* **Task to carry out**: Lines from the entries below that hold "Keys" form the answer; copy all of them.

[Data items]
□ □ □ □ □

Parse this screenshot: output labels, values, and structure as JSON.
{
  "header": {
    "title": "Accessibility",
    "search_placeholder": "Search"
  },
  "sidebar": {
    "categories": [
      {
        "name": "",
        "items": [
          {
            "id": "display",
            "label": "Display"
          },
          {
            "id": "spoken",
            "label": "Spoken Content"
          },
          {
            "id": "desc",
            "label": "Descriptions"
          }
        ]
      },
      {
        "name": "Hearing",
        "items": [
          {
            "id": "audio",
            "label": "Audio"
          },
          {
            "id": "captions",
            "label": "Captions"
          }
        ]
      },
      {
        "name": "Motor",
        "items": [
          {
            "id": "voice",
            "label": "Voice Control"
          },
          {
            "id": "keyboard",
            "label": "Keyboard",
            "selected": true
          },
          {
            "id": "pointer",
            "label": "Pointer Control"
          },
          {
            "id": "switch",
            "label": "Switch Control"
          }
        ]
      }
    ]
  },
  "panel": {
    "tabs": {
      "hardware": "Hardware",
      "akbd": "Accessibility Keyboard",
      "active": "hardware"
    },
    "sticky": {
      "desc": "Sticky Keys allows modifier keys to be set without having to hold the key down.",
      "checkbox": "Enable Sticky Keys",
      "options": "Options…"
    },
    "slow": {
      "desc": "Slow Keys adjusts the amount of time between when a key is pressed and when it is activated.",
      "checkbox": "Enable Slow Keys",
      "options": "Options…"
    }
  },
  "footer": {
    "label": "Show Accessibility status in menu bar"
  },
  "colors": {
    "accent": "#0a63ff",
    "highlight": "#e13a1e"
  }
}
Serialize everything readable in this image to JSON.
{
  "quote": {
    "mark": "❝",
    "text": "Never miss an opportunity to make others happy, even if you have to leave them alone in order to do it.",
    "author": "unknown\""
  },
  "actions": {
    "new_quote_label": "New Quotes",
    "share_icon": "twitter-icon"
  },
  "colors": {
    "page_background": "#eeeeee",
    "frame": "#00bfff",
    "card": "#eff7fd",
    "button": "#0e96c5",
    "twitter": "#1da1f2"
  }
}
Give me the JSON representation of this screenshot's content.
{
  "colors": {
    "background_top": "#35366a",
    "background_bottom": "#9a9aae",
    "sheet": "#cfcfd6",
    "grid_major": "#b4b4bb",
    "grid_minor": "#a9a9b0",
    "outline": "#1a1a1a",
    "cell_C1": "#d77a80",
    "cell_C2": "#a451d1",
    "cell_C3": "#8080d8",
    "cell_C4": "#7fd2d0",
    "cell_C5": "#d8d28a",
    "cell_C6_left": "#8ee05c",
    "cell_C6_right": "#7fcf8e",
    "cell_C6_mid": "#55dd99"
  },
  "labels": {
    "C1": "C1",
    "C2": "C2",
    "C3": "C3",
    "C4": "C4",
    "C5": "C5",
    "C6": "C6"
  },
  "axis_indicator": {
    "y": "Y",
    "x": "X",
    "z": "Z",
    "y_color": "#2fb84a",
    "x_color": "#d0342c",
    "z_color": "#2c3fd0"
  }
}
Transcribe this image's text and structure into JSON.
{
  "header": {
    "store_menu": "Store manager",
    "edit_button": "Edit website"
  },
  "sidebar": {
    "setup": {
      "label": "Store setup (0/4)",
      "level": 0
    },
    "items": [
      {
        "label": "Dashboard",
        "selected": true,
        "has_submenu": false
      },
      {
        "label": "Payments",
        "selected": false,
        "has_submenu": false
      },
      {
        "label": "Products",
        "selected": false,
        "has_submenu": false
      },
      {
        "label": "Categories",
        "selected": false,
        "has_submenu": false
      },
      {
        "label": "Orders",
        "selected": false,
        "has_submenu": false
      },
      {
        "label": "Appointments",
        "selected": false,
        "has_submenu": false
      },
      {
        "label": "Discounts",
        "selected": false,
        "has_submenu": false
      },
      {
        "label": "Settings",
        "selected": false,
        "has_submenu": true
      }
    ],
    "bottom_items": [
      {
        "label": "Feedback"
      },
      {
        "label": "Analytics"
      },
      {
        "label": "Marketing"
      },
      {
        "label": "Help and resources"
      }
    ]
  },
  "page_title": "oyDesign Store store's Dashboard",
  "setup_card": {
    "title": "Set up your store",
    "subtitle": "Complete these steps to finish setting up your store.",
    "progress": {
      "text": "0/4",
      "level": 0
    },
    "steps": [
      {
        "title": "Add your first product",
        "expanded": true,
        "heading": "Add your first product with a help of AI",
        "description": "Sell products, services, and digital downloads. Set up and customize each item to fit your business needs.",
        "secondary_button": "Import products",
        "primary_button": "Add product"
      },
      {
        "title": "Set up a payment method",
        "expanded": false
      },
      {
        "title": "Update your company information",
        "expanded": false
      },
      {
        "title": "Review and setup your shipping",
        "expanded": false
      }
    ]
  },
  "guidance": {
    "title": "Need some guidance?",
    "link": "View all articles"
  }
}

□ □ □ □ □

* **Output for this task**:
      "desc": "Sticky Keys allows modifier keys to be set without having to hold the key down.",
      "checkbox": "Enable Sticky Keys",
      "desc": "Slow Keys adjusts the amount of time between when a key is pressed and when it is activated.",
      "checkbox": "Enable Slow Keys",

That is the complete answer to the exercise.